Dwight taught me that my academic work could be done as a service to God. God deserves the best and the most beautiful, so my work should be as good as I can make it. He echoed the words of Rev. Dr. Martin Luther King Jr., “If a man is called to be a street sweeper, he should sweep streets even as a Michelangelo painted, or Beethoven composed music or Shakespeare wrote poetry. He should sweep streets so well that all the hosts of heaven and earth will pause to say, ‘Here lived a great street sweeper who did his job well.’” A Catholic intellectual needs mentors, and I was happy to find one in Dwight who remains a friend more than thirty years later.
Although I had many intellectual questions, my biggest questions were existential and personal. In particular, I wondered, what is my vocation? Dwight had introduced me to another mentor, a spiritual director, Fr. George Crafts, who gave me sound advice: “Don’t worry so much about whether God is calling you to be single, married, or a priest. Focus on loving and serving God and neighbor more and more in your everyday life.” But my actions and my age embodied the words of the poet A.E. Houseman, “I was one-and-twenty, No use to talk to me.”

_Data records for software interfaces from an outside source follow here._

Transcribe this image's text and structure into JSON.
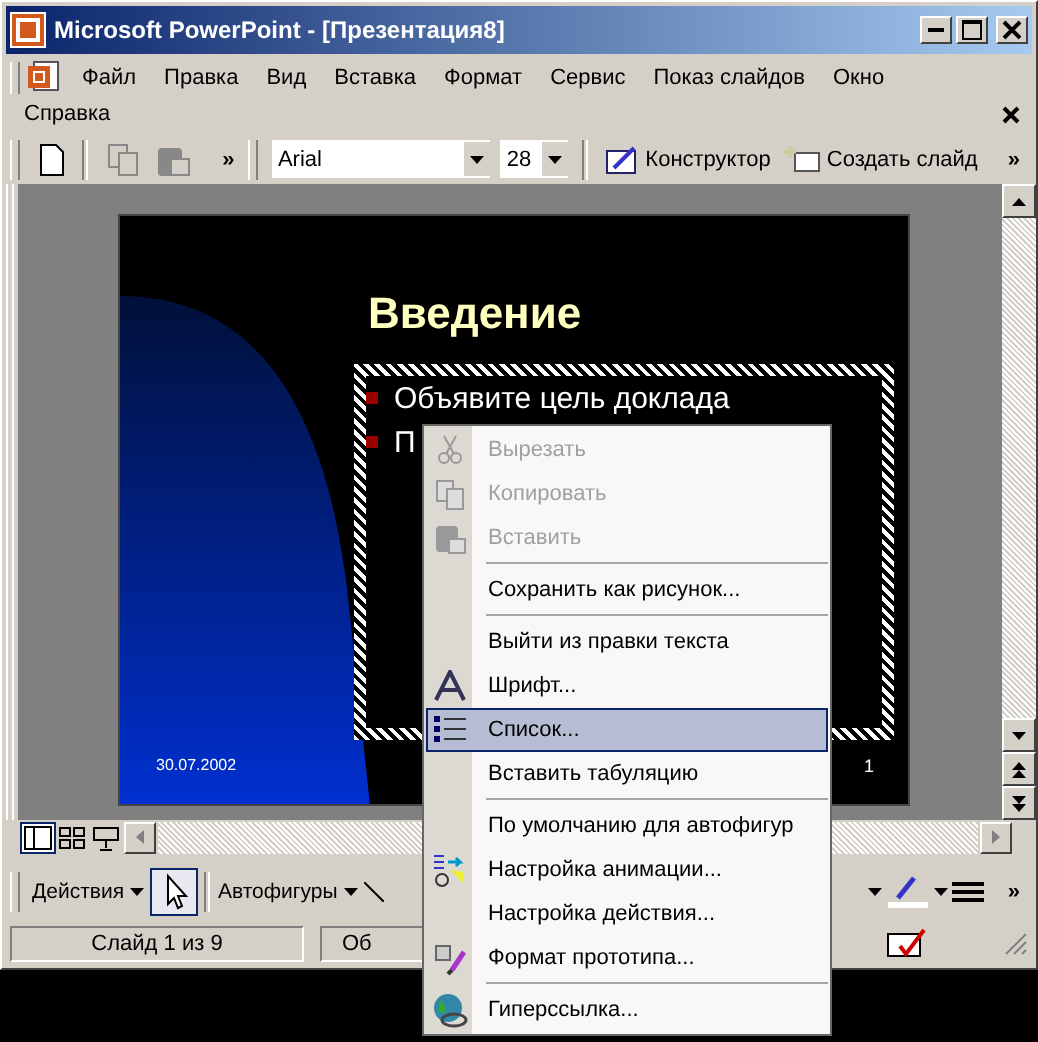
{
  "window": {
    "title": "Microsoft PowerPoint - [Презентация8]"
  },
  "menu_bar": {
    "items": [
      {
        "label": "Файл"
      },
      {
        "label": "Правка"
      },
      {
        "label": "Вид"
      },
      {
        "label": "Вставка"
      },
      {
        "label": "Формат"
      },
      {
        "label": "Сервис"
      },
      {
        "label": "Показ слайдов"
      },
      {
        "label": "Окно"
      },
      {
        "label": "Справка"
      }
    ]
  },
  "toolbar": {
    "font": "Arial",
    "size": "28",
    "buttons": [
      "Конструктор",
      "Создать слайд"
    ],
    "chevrons": [
      "»",
      "»"
    ]
  },
  "slide": {
    "title": "Введение",
    "bullets": [
      "Объявите цель доклада",
      "П"
    ],
    "date": "30.07.2002",
    "number": "1"
  },
  "context_menu": [
    {
      "label": "Вырезать",
      "disabled": true,
      "selected": false,
      "separator_before": false
    },
    {
      "label": "Копировать",
      "disabled": true,
      "selected": false,
      "separator_before": false
    },
    {
      "label": "Вставить",
      "disabled": true,
      "selected": false,
      "separator_before": false
    },
    {
      "label": "Сохранить как рисунок...",
      "disabled": false,
      "selected": false,
      "separator_before": true
    },
    {
      "label": "Выйти из правки текста",
      "disabled": false,
      "selected": false,
      "separator_before": true
    },
    {
      "label": "Шрифт...",
      "disabled": false,
      "selected": false,
      "separator_before": false
    },
    {
      "label": "Список...",
      "disabled": false,
      "selected": true,
      "separator_before": false
    },
    {
      "label": "Вставить табуляцию",
      "disabled": false,
      "selected": false,
      "separator_before": false
    },
    {
      "label": "По умолчанию для автофигур",
      "disabled": false,
      "selected": false,
      "separator_before": true
    },
    {
      "label": "Настройка анимации...",
      "disabled": false,
      "selected": false,
      "separator_before": false
    },
    {
      "label": "Настройка действия...",
      "disabled": false,
      "selected": false,
      "separator_before": false
    },
    {
      "label": "Формат прототипа...",
      "disabled": false,
      "selected": false,
      "separator_before": false
    },
    {
      "label": "Гиперссылка...",
      "disabled": false,
      "selected": false,
      "separator_before": true
    }
  ],
  "drawing_toolbar": {
    "actions": "Действия",
    "autoshapes": "Автофигуры",
    "chevron": "»"
  },
  "status_bar": [
    "Слайд 1 из 9",
    "Об"
  ]
}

What then is a vocation? Germain Grisez distinguished three kinds of vocations or calls from God. First, there is the universal vocation of all people to love God and neighbor; secondly, the state in life vocation of priesthood, religious life, marriage, or the single life; and thirdly, personal vocation, the unique and ongoing call of God directed uniquely to one single individual. Everyone is called to love God in their universal vocation. Many are called to be priests or to be married in their state-in-life vocation. Mary had the personal vocation to be the mother of Jesus. Joseph had the personal vocation to be the husband of Mary. Moses received his personal vocation at the burning bush.

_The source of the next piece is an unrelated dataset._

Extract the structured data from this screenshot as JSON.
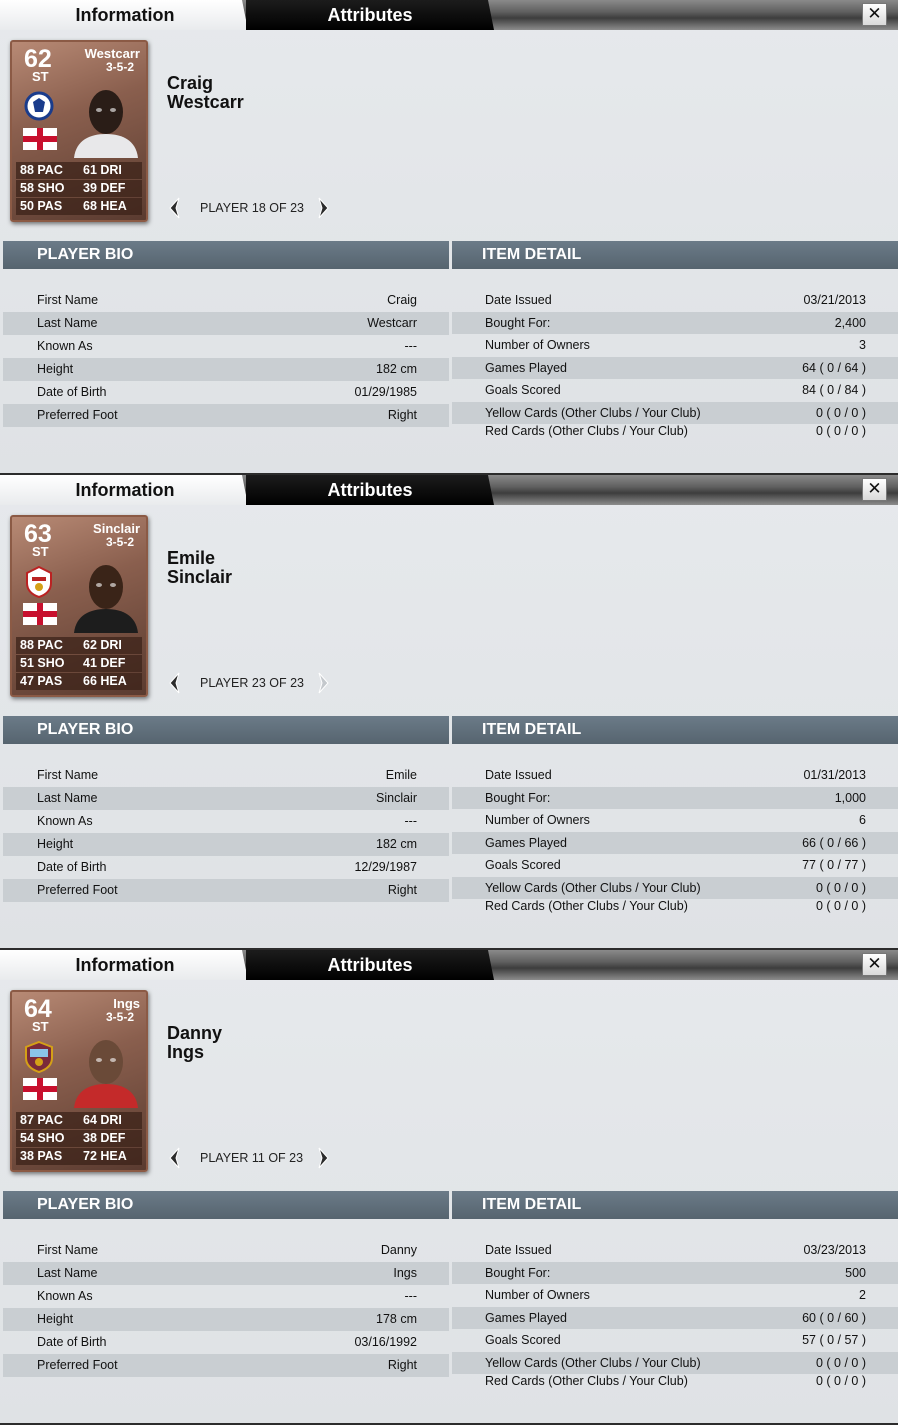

But rather than focus on the universal vocation of all people to love God and neighbor (the first sense of vocation) and rather than focusing on how to do this here and now in the concrete circumstances of my current life (the third sense of vocation), during much of college, I focused an inordinate amount of my attention on the second sense of vocation. What was going to be my state in life? I frequently made St. John Henry Newman’s words my own:
Lead, Kindly Light, amidst th’encircling gloom,
Lead Thou me on!
The night is dark, and I am far from home,
Lead Thou me on!
Keep Thou my feet; I do not ask to see
The distant scene; one step enough for me.
Before my graduation from college, God answered my prayer. God led me—through his divine providence via events in my life—to the conviction that a vocation to the priesthood was not for me but rather that my call was to marriage, marriage to Jennifer Turner. I also became more and more convinced that I wanted to be a professor. To realize that dream, I headed off to the promised land of Catholic higher education, the University of Notre Dame. But that is a story for another occasion.